The spokesman said: “We are currently consulting on the supplementary planning document for the town centre which, as well as describing our ambition for good quality homes in the town centre, also reinforces our determination to use brownfield sites for residential development as much as is possible.

“Accessing the green belt is always a last resort.”

Mr Carter says the new research by Bankrate UK shows ‘we have spaces across the town to build affordable and attractive homes’, with over 150 brownfield sites available.

Warrington Guardian:

MP Andy Carter

“Instead, we have a draft plan which earmarks over 7,000 homes for green belt land and a council that has been frankly unapologetic in its approach,” he added.

“We need to see significant changes to the proposals, building more on brownfield sites like Fiddlers Ferry and regenerating the town centre as opposed to building in rural areas where there is little infrastructure and lack of jobs to support families.

“Just last week we’ve seen the council being criticised by the housing minister for failing to meet their own commitment from the 2014 local plan to build sufficient new homes in the area to satisfy demand.

“It means Warrington effectively moves into special measures and risks further inappropriate development being approved in areas which should be protected.

“The new local plan, which generated so much opposition, has seen delay after delay – at a time when Labour councillors should be concentrating on resolving some of the key issues in our town they’re too busy managing their commercial property portfolios in Manchester and Salford, rather than addressing the key priorities for the borough.”

Warrington’s Liberal Democrats have also expressed their views on the issue.

Leader Cllr Bob Barr said: “No political party in Warrington wants to build on green belt, so it is embarrassing to watch the phoney war between the Labour council leader and the Conservative MP for Warrington South.

“We are pleased that the council has bowed to pressure and paused the local plan.

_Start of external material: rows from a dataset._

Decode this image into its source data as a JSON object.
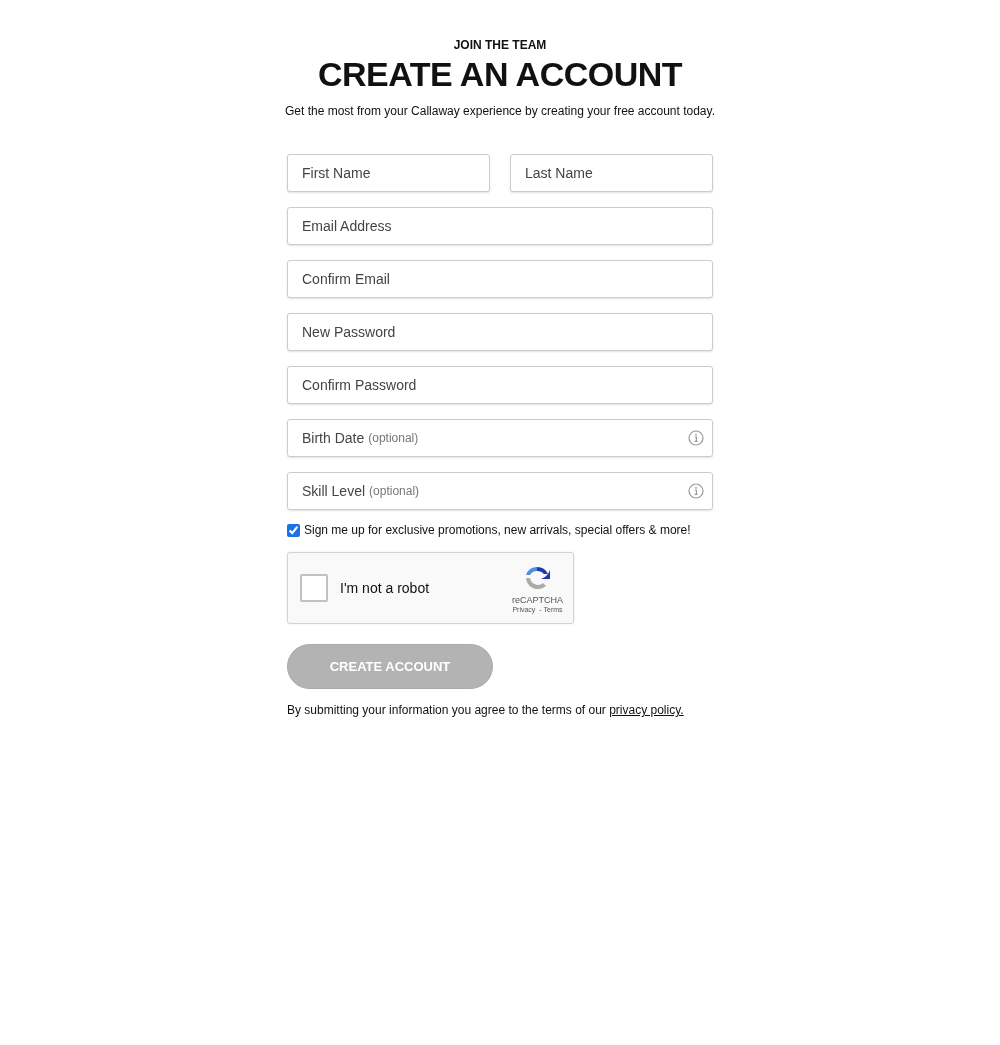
{
  "eyebrow": "JOIN THE TEAM",
  "title": "CREATE AN ACCOUNT",
  "subtitle": "Get the most from your Callaway experience by creating your free account today.",
  "name_fields": [
    {
      "placeholder": "First Name"
    },
    {
      "placeholder": "Last Name"
    }
  ],
  "fields": [
    {
      "kind": "text",
      "placeholder": "Email Address"
    },
    {
      "kind": "text",
      "placeholder": "Confirm Email"
    },
    {
      "kind": "text",
      "placeholder": "New Password"
    },
    {
      "kind": "text",
      "placeholder": "Confirm Password"
    },
    {
      "kind": "optional",
      "placeholder": "Birth Date",
      "hint": "(optional)"
    },
    {
      "kind": "optional",
      "placeholder": "Skill Level",
      "hint": "(optional)"
    }
  ],
  "newsletter": {
    "label": "Sign me up for exclusive promotions, new arrivals, special offers & more!",
    "checked": true
  },
  "captcha": {
    "label": "I'm not a robot",
    "checked": false,
    "brand": "reCAPTCHA",
    "privacy": "Privacy",
    "terms": "- Terms"
  },
  "submit": {
    "label": "CREATE ACCOUNT",
    "disabled": true
  },
  "legal": {
    "text": "By submitting your information you agree to the terms of our",
    "link": "privacy policy."
  }
}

“This allows time to concentrate on developing the town centre and using brownfield sites like Fiddlers Ferry.

Warrington Guardian:

Cllr Bob Barr

“All local plans are constrained by the minimum number of houses demanded by Government, otherwise they will be rejected.

“We must minimise green belt release but we need a cross-party approach and honesty with the public.”

Cllr Ryan Bate (LD – Grappenhall) says time will tell whether the council keeps its promise to minimise building on the green belt.

He added: “One way to avoid the pressures of people’s post-Covid desire to have housing with better access to green space, public or private, is to make sure that the much-needed regeneration of Warrington’s brownfield sites incorporates high quality public green space.

“This creates sustainable communities and avoids the need to build in the countryside.”

Furthermore, in a letter to Cllr Bowden, Conservative borough council candidate for Appleton Ken Critchley has called on the council to end the delay on the completion of its local plan.

He said: “An integral part of Warrington’s vision over the next 20 years is the local plan.

“I have no doubt that council officers are working tirelessly at this time to support residents and others, but clarity is needed on its timeline and we can no longer afford to drag our heels when it comes to building more affordable homes and creating jobs.

“Critically it is important that the local plan is progressed at pace and reflects the challenges that we face today, such as protecting our green belt and making provisions for sites like Fiddlers Ferry.

“This area has huge potential, and I am informed by Andy Carter MP who has spoken to SSE and they are well under way with the decommissioning, removing the chimneys and allocating back to both industrial and housing needs for the local area.

“I’m pleased to hear that the council are now in conversation with them in regard to bringing this site forward and I would welcome an update.”